— SOURCE DATA —
*-*-*

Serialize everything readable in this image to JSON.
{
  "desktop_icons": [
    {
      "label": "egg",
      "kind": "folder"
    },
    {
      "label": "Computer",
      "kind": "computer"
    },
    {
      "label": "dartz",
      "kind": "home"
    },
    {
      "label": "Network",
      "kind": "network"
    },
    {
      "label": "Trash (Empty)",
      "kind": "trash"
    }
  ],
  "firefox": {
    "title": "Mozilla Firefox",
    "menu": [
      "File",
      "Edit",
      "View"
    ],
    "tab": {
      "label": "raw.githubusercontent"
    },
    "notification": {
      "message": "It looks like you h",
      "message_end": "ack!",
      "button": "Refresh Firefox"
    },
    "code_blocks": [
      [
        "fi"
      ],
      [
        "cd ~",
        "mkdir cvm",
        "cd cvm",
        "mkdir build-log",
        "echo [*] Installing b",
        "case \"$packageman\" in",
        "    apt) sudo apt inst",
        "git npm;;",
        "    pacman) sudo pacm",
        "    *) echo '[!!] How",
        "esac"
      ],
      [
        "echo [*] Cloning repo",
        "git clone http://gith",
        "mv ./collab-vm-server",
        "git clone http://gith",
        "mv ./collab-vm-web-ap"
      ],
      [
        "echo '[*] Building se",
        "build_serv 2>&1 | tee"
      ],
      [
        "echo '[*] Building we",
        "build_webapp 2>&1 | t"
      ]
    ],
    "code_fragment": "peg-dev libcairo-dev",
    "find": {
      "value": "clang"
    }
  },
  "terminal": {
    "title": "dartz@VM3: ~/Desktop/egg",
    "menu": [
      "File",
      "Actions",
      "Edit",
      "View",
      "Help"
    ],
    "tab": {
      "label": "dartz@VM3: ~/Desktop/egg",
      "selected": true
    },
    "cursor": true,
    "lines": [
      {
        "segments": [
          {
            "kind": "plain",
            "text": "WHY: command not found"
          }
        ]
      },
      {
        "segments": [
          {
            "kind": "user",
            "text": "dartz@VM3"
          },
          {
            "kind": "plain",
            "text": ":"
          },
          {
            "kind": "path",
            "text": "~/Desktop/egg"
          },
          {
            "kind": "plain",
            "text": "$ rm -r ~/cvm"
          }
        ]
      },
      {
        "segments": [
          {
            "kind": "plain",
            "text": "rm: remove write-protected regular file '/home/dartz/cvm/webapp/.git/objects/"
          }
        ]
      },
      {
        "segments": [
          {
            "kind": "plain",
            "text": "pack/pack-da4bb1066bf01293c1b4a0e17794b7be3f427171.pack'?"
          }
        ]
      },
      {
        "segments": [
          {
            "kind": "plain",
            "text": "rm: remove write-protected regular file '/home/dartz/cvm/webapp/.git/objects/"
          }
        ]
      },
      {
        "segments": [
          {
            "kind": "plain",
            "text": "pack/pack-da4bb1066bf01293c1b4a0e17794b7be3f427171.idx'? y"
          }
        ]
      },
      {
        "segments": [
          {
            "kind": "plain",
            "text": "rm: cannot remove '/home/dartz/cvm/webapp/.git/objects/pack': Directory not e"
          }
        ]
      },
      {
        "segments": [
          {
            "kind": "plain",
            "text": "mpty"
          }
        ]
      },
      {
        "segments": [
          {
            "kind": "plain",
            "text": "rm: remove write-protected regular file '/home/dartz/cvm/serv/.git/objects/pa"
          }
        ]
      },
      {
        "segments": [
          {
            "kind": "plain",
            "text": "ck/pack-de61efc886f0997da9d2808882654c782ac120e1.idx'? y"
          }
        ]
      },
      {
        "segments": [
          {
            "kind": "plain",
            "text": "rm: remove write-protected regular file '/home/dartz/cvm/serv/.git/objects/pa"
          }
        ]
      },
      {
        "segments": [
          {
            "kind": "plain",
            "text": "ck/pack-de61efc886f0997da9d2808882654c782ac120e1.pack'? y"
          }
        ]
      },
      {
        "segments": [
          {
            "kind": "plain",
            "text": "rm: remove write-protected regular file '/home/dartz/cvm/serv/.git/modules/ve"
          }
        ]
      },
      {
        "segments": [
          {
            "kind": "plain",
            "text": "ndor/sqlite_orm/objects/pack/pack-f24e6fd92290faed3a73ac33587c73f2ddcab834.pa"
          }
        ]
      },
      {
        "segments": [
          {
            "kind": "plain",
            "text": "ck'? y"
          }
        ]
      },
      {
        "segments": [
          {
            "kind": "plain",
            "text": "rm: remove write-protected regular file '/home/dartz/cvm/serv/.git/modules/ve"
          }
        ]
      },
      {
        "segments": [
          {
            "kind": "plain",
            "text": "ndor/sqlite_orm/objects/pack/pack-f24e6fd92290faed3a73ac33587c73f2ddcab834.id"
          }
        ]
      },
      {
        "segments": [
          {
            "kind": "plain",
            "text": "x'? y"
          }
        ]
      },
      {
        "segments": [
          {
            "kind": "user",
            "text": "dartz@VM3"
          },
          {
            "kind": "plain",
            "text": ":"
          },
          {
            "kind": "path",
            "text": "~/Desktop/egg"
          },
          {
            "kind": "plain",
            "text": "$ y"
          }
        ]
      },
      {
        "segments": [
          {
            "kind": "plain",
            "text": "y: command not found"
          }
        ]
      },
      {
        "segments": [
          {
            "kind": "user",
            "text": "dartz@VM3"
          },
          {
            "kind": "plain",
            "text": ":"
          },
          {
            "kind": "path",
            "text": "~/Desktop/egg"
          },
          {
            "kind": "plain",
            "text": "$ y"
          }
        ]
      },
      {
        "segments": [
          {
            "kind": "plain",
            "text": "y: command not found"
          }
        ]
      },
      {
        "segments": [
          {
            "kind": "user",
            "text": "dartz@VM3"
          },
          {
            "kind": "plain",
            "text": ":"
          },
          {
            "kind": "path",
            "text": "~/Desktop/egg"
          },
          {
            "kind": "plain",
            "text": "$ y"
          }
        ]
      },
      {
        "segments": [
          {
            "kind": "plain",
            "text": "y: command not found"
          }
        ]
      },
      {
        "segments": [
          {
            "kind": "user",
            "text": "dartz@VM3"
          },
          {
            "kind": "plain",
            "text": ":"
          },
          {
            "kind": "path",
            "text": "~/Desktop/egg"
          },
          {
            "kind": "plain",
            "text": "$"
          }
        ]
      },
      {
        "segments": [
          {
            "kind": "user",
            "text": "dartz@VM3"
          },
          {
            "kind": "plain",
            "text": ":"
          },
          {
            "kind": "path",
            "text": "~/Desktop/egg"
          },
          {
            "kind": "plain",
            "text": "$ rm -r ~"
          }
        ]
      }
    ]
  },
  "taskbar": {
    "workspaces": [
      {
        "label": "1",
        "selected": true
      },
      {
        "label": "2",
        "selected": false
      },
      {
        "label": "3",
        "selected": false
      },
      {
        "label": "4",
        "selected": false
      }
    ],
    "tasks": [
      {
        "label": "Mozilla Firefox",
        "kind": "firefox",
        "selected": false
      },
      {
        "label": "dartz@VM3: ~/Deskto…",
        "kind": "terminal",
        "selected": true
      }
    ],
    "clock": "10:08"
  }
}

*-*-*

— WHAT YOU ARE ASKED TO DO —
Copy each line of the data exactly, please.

— WORKED SOLUTION —
Serialize everything readable in this image to JSON.
{
  "desktop_icons": [
    {
      "label": "egg",
      "kind": "folder"
    },
    {
      "label": "Computer",
      "kind": "computer"
    },
    {
      "label": "dartz",
      "kind": "home"
    },
    {
      "label": "Network",
      "kind": "network"
    },
    {
      "label": "Trash (Empty)",
      "kind": "trash"
    }
  ],
  "firefox": {
    "title": "Mozilla Firefox",
    "menu": [
      "File",
      "Edit",
      "View"
    ],
    "tab": {
      "label": "raw.githubusercontent"
    },
    "notification": {
      "message": "It looks like you h",
      "message_end": "ack!",
      "button": "Refresh Firefox"
    },
    "code_blocks": [
      [
        "fi"
      ],
      [
        "cd ~",
        "mkdir cvm",
        "cd cvm",
        "mkdir build-log",
        "echo [*] Installing b",
        "case \"$packageman\" in",
        "    apt) sudo apt inst",
        "git npm;;",
        "    pacman) sudo pacm",
        "    *) echo '[!!] How",
        "esac"
      ],
      [
        "echo [*] Cloning repo",
        "git clone http://gith",
        "mv ./collab-vm-server",
        "git clone http://gith",
        "mv ./collab-vm-web-ap"
      ],
      [
        "echo '[*] Building se",
        "build_serv 2>&1 | tee"
      ],
      [
        "echo '[*] Building we",
        "build_webapp 2>&1 | t"
      ]
    ],
    "code_fragment": "peg-dev libcairo-dev",
    "find": {
      "value": "clang"
    }
  },
  "terminal": {
    "title": "dartz@VM3: ~/Desktop/egg",
    "menu": [
      "File",
      "Actions",
      "Edit",
      "View",
      "Help"
    ],
    "tab": {
      "label": "dartz@VM3: ~/Desktop/egg",
      "selected": true
    },
    "cursor": true,
    "lines": [
      {
        "segments": [
          {
            "kind": "plain",
            "text": "WHY: command not found"
          }
        ]
      },
      {
        "segments": [
          {
            "kind": "user",
            "text": "dartz@VM3"
          },
          {
            "kind": "plain",
            "text": ":"
          },
          {
            "kind": "path",
            "text": "~/Desktop/egg"
          },
          {
            "kind": "plain",
            "text": "$ rm -r ~/cvm"
          }
        ]
      },
      {
        "segments": [
          {
            "kind": "plain",
            "text": "rm: remove write-protected regular file '/home/dartz/cvm/webapp/.git/objects/"
          }
        ]
      },
      {
        "segments": [
          {
            "kind": "plain",
            "text": "pack/pack-da4bb1066bf01293c1b4a0e17794b7be3f427171.pack'?"
          }
        ]
      },
      {
        "segments": [
          {
            "kind": "plain",
            "text": "rm: remove write-protected regular file '/home/dartz/cvm/webapp/.git/objects/"
          }
        ]
      },
      {
        "segments": [
          {
            "kind": "plain",
            "text": "pack/pack-da4bb1066bf01293c1b4a0e17794b7be3f427171.idx'? y"
          }
        ]
      },
      {
        "segments": [
          {
            "kind": "plain",
            "text": "rm: cannot remove '/home/dartz/cvm/webapp/.git/objects/pack': Directory not e"
          }
        ]
      },
      {
        "segments": [
          {
            "kind": "plain",
            "text": "mpty"
          }
        ]
      },
      {
        "segments": [
          {
            "kind": "plain",
            "text": "rm: remove write-protected regular file '/home/dartz/cvm/serv/.git/objects/pa"
          }
        ]
      },
      {
        "segments": [
          {
            "kind": "plain",
            "text": "ck/pack-de61efc886f0997da9d2808882654c782ac120e1.idx'? y"
          }
        ]
      },
      {
        "segments": [
          {
            "kind": "plain",
            "text": "rm: remove write-protected regular file '/home/dartz/cvm/serv/.git/objects/pa"
          }
        ]
      },
      {
        "segments": [
          {
            "kind": "plain",
            "text": "ck/pack-de61efc886f0997da9d2808882654c782ac120e1.pack'? y"
          }
        ]
      },
      {
        "segments": [
          {
            "kind": "plain",
            "text": "rm: remove write-protected regular file '/home/dartz/cvm/serv/.git/modules/ve"
          }
        ]
      },
      {
        "segments": [
          {
            "kind": "plain",
            "text": "ndor/sqlite_orm/objects/pack/pack-f24e6fd92290faed3a73ac33587c73f2ddcab834.pa"
          }
        ]
      },
      {
        "segments": [
          {
            "kind": "plain",
            "text": "ck'? y"
          }
        ]
      },
      {
        "segments": [
          {
            "kind": "plain",
            "text": "rm: remove write-protected regular file '/home/dartz/cvm/serv/.git/modules/ve"
          }
        ]
      },
      {
        "segments": [
          {
            "kind": "plain",
            "text": "ndor/sqlite_orm/objects/pack/pack-f24e6fd92290faed3a73ac33587c73f2ddcab834.id"
          }
        ]
      },
      {
        "segments": [
          {
            "kind": "plain",
            "text": "x'? y"
          }
        ]
      },
      {
        "segments": [
          {
            "kind": "user",
            "text": "dartz@VM3"
          },
          {
            "kind": "plain",
            "text": ":"
          },
          {
            "kind": "path",
            "text": "~/Desktop/egg"
          },
          {
            "kind": "plain",
            "text": "$ y"
          }
        ]
      },
      {
        "segments": [
          {
            "kind": "plain",
            "text": "y: command not found"
          }
        ]
      },
      {
        "segments": [
          {
            "kind": "user",
            "text": "dartz@VM3"
          },
          {
            "kind": "plain",
            "text": ":"
          },
          {
            "kind": "path",
            "text": "~/Desktop/egg"
          },
          {
            "kind": "plain",
            "text": "$ y"
          }
        ]
      },
      {
        "segments": [
          {
            "kind": "plain",
            "text": "y: command not found"
          }
        ]
      },
      {
        "segments": [
          {
            "kind": "user",
            "text": "dartz@VM3"
          },
          {
            "kind": "plain",
            "text": ":"
          },
          {
            "kind": "path",
            "text": "~/Desktop/egg"
          },
          {
            "kind": "plain",
            "text": "$ y"
          }
        ]
      },
      {
        "segments": [
          {
            "kind": "plain",
            "text": "y: command not found"
          }
        ]
      },
      {
        "segments": [
          {
            "kind": "user",
            "text": "dartz@VM3"
          },
          {
            "kind": "plain",
            "text": ":"
          },
          {
            "kind": "path",
            "text": "~/Desktop/egg"
          },
          {
            "kind": "plain",
            "text": "$"
          }
        ]
      },
      {
        "segments": [
          {
            "kind": "user",
            "text": "dartz@VM3"
          },
          {
            "kind": "plain",
            "text": ":"
          },
          {
            "kind": "path",
            "text": "~/Desktop/egg"
          },
          {
            "kind": "plain",
            "text": "$ rm -r ~"
          }
        ]
      }
    ]
  },
  "taskbar": {
    "workspaces": [
      {
        "label": "1",
        "selected": true
      },
      {
        "label": "2",
        "selected": false
      },
      {
        "label": "3",
        "selected": false
      },
      {
        "label": "4",
        "selected": false
      }
    ],
    "tasks": [
      {
        "label": "Mozilla Firefox",
        "kind": "firefox",
        "selected": false
      },
      {
        "label": "dartz@VM3: ~/Deskto…",
        "kind": "terminal",
        "selected": true
      }
    ],
    "clock": "10:08"
  }
}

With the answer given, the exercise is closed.